Posted by Anonymous at 7:53 AM
Thursday, December 25, 2008
I hope we don't loose sight of one thing- There was a man that
Had the Socratic power of bringing the best, talent wse, out of people.
Described his role as that of a bee taking ollen from place to place so as to make them flourish, a self-description very i much n the line of socrates' "midwife"
Had the guts to be free.
Could provide the flight of abandonment along with the discipline of order, a Dad like support and a maternal giving of fun.
Had the innocence for being carried away, and, yet, the hardship for an iron determination.
Was always self-renewing, like the sea.
Posted by Anonymous at 5:48 PM
Tuesday, December 16, 2008
Walt Disney spent his life fighting finitude, that is, asserting soul. Nothing in Disney animation is contingent, because it orbits around personality in story development. This establishing personality over the laws of physics, logic or mere randomness, is, again, a proclaiming of soul over matter. Disney was pledged to life in such a way that, like a pure spirit, he refused, in all senses, to accept its limits. His reinvention of life in animation, going hand in hand with his assertion of personality, represents life over reality: a metaphor of eternal life. It created Disney freedom, endlessness of possibility, humor and fantasy.

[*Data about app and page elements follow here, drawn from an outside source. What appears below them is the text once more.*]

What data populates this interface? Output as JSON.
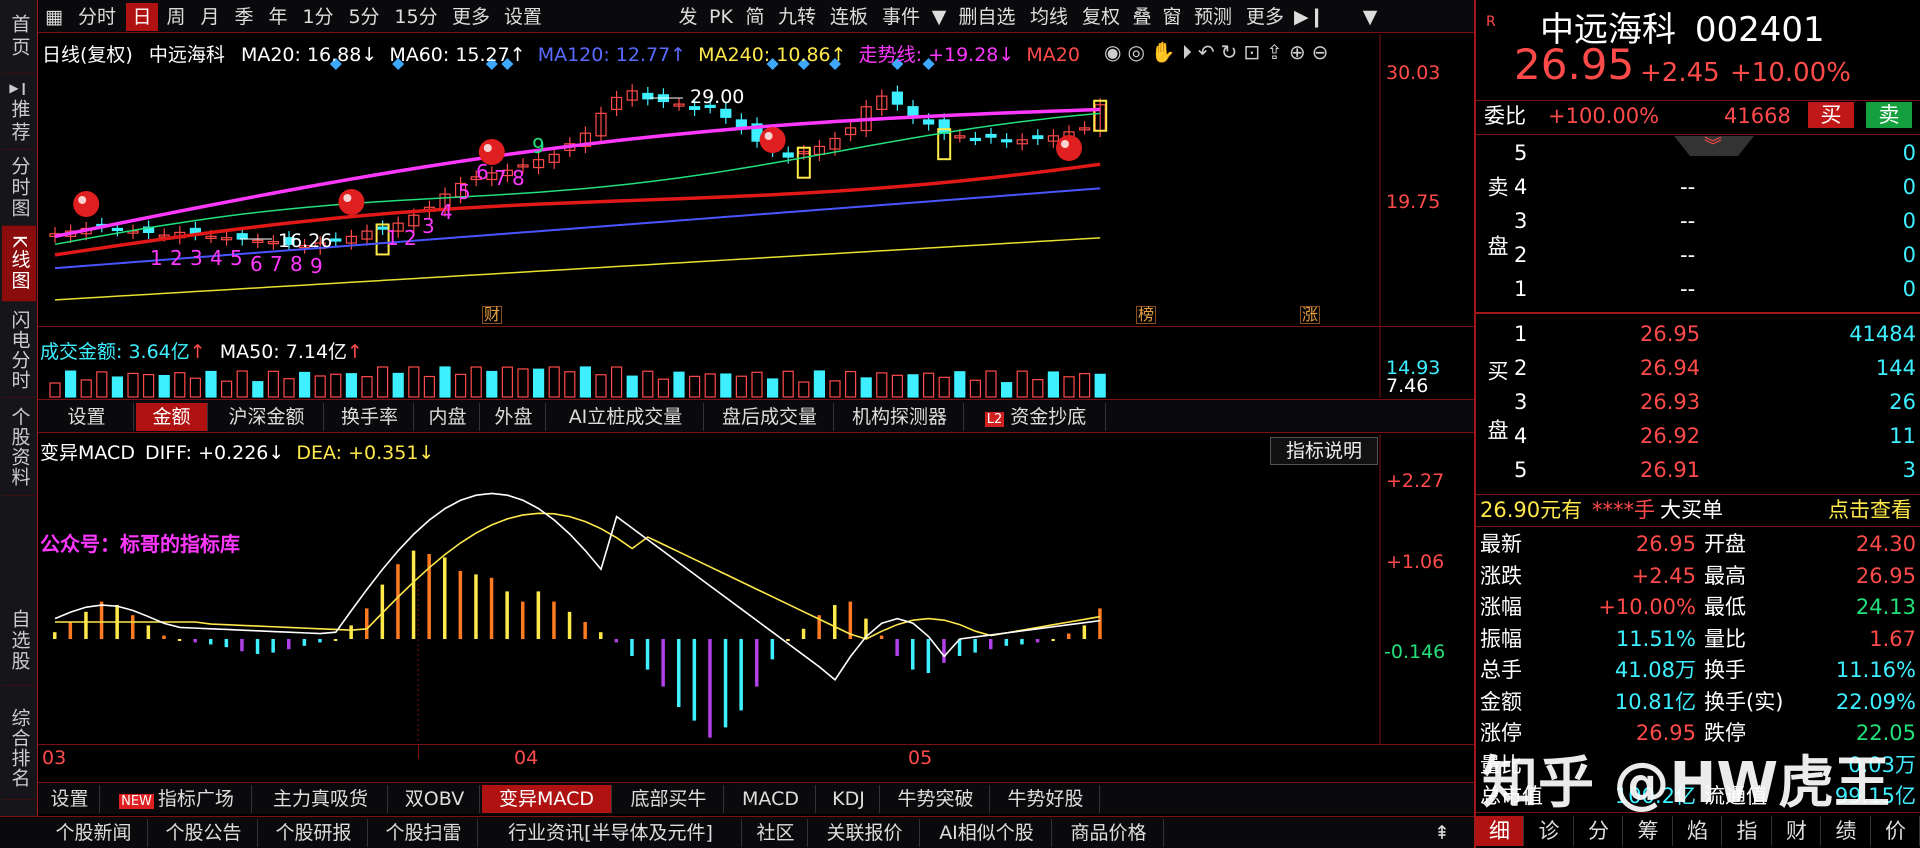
{
  "sidebar": {
    "items": [
      {
        "label": "首页"
      },
      {
        "label": "推荐"
      },
      {
        "label": "分时图"
      },
      {
        "label": "K线图"
      },
      {
        "label": "闪电分时"
      },
      {
        "label": "个股资料"
      },
      {
        "label": "自选股"
      },
      {
        "label": "综合排名"
      }
    ]
  },
  "toolbar": {
    "left": [
      "分时",
      "日",
      "周",
      "月",
      "季",
      "年",
      "1分",
      "5分",
      "15分",
      "更多",
      "设置"
    ],
    "right": [
      "发",
      "PK",
      "简",
      "九转",
      "连板",
      "事件",
      "删自选",
      "均线",
      "复权",
      "叠",
      "窗",
      "预测",
      "更多"
    ],
    "active_period": "日"
  },
  "main_chart": {
    "legend": {
      "period": "日线(复权)",
      "stock": "中远海科",
      "ma20": "MA20: 16.88↓",
      "ma60": "MA60: 15.27↑",
      "ma120": "MA120: 12.77↑",
      "ma240": "MA240: 10.86↑",
      "trend": "走势线: +19.28↓",
      "ma_cut": "MA20"
    },
    "y_labels": [
      "30.03",
      "19.75"
    ],
    "annotations": {
      "high": "29.00",
      "low": "16.26",
      "mark_cai": "财",
      "mark_bang": "榜",
      "mark_zhang": "涨"
    },
    "counts_a": [
      "1",
      "2",
      "3",
      "4",
      "5",
      "6",
      "7",
      "8",
      "9"
    ],
    "counts_b": [
      "1",
      "2",
      "3",
      "4",
      "5",
      "6",
      "7",
      "8",
      "9"
    ]
  },
  "volume": {
    "legend_amount": "成交金额: 3.64亿",
    "legend_ma50": "MA50: 7.14亿",
    "y1": "14.93",
    "y2": "7.46"
  },
  "vol_tabs": [
    "设置",
    "金额",
    "沪深金额",
    "换手率",
    "内盘",
    "外盘",
    "AI立桩成交量",
    "盘后成交量",
    "机构探测器",
    "资金抄底"
  ],
  "vol_tabs_active": "金额",
  "vol_tabs_l2": "L2",
  "macd": {
    "title": "变异MACD",
    "diff": "DIFF: +0.226↓",
    "dea": "DEA: +0.351↓",
    "watermark_text": "公众号：标哥的指标库",
    "help_btn": "指标说明",
    "y_labels": [
      "+2.27",
      "+1.06",
      "-0.146"
    ]
  },
  "date_axis": [
    "03",
    "04",
    "05"
  ],
  "indicator_tabs": [
    "设置",
    "指标广场",
    "主力真吸货",
    "双OBV",
    "变异MACD",
    "底部买牛",
    "MACD",
    "KDJ",
    "牛势突破",
    "牛势好股"
  ],
  "indicator_tabs_active": "变异MACD",
  "indicator_new_badge": "NEW",
  "news_bar": [
    "个股新闻",
    "个股公告",
    "个股研报",
    "个股扫雷",
    "行业资讯[半导体及元件]",
    "社区",
    "关联报价",
    "AI相似个股",
    "商品价格"
  ],
  "right_panel": {
    "r_tag": "R",
    "name": "中远海科",
    "code": "002401",
    "price": "26.95",
    "change": "+2.45",
    "change_pct": "+10.00%",
    "weibi_label": "委比",
    "weibi": "+100.00%",
    "weicha": "41668",
    "buy_btn": "买",
    "sell_btn": "卖",
    "sell_side_label": "卖盘",
    "buy_side_label": "买盘",
    "sell_levels": [
      {
        "n": "5",
        "price": "",
        "vol": "0"
      },
      {
        "n": "4",
        "price": "--",
        "vol": "0"
      },
      {
        "n": "3",
        "price": "--",
        "vol": "0"
      },
      {
        "n": "2",
        "price": "--",
        "vol": "0"
      },
      {
        "n": "1",
        "price": "--",
        "vol": "0"
      }
    ],
    "buy_levels": [
      {
        "n": "1",
        "price": "26.95",
        "vol": "41484"
      },
      {
        "n": "2",
        "price": "26.94",
        "vol": "144"
      },
      {
        "n": "3",
        "price": "26.93",
        "vol": "26"
      },
      {
        "n": "4",
        "price": "26.92",
        "vol": "11"
      },
      {
        "n": "5",
        "price": "26.91",
        "vol": "3"
      }
    ],
    "big_order": {
      "price": "26.90元有",
      "mask": "****手",
      "label": "大买单",
      "link": "点击查看"
    },
    "stats": [
      {
        "k1": "最新",
        "v1": "26.95",
        "c1": "red",
        "k2": "开盘",
        "v2": "24.30",
        "c2": "red"
      },
      {
        "k1": "涨跌",
        "v1": "+2.45",
        "c1": "red",
        "k2": "最高",
        "v2": "26.95",
        "c2": "red"
      },
      {
        "k1": "涨幅",
        "v1": "+10.00%",
        "c1": "red",
        "k2": "最低",
        "v2": "24.13",
        "c2": "green"
      },
      {
        "k1": "振幅",
        "v1": "11.51%",
        "c1": "cyan",
        "k2": "量比",
        "v2": "1.67",
        "c2": "red"
      },
      {
        "k1": "总手",
        "v1": "41.08万",
        "c1": "cyan",
        "k2": "换手",
        "v2": "11.16%",
        "c2": "cyan"
      },
      {
        "k1": "金额",
        "v1": "10.81亿",
        "c1": "cyan",
        "k2": "换手(实)",
        "v2": "22.09%",
        "c2": "cyan"
      },
      {
        "k1": "涨停",
        "v1": "26.95",
        "c1": "red",
        "k2": "跌停",
        "v2": "22.05",
        "c2": "green"
      },
      {
        "k1": "量比",
        "v1": "",
        "c1": "cyan",
        "k2": "",
        "v2": "0.03万",
        "c2": "cyan"
      },
      {
        "k1": "总市值",
        "v1": "100.2亿",
        "c1": "cyan",
        "k2": "流通值",
        "v2": "99.15亿",
        "c2": "cyan"
      }
    ],
    "bottom_tabs": [
      "细",
      "诊",
      "分",
      "筹",
      "焰",
      "指",
      "财",
      "绩",
      "价"
    ],
    "bottom_active": "细",
    "watermark": "知乎 @HW虎王"
  },
  "colors": {
    "up": "#ff4a4a",
    "down": "#3ef0ff",
    "ma20": "#ff38ff",
    "ma60": "#e01818",
    "ma120": "#4a54ff",
    "ma240": "#e8e030",
    "bg": "#000000",
    "accent": "#b01212"
  }
}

Monday, December 15, 2008
It seems to me that there are roughly two opposite ways of interpreting Walt Disney: either as someone who was controlling and, to a vast extent, able to manipulate the audience’s psyche, or someone who was driven to transmit the liberation of his own passion. The first case concerns a Disney that practically schemes to please people, and the second, someone who is, before anything else, measuring up to and carried away by himself. To put it in even rougher terms, the first case concerns a taker, or, at best, a trader, and the second, a giver. Considering Walt Disney an absolute giver, I wanted, in my text, to preserve the immediacy of passion, the distance of reflection, and the puerility of homage- paying. If this is ambitions, the reason is humble: I don't believe anything can be complete without the author's personal involvement with it.
Friday, December 5, 2008
It is generally said that heroes look death in the eyes. Walt Disney looked life in the eyes, which is equally heroic. The courage he had to take turning point decisions for the sake of his integrity is as reassuring as a written proof of the existence of the soul. Disney gave up material security for the abstract value of a relationship with himself. He declares:
“I had made my declaration of Independence, I traded security for self- respect”(American Cinematographer 1941).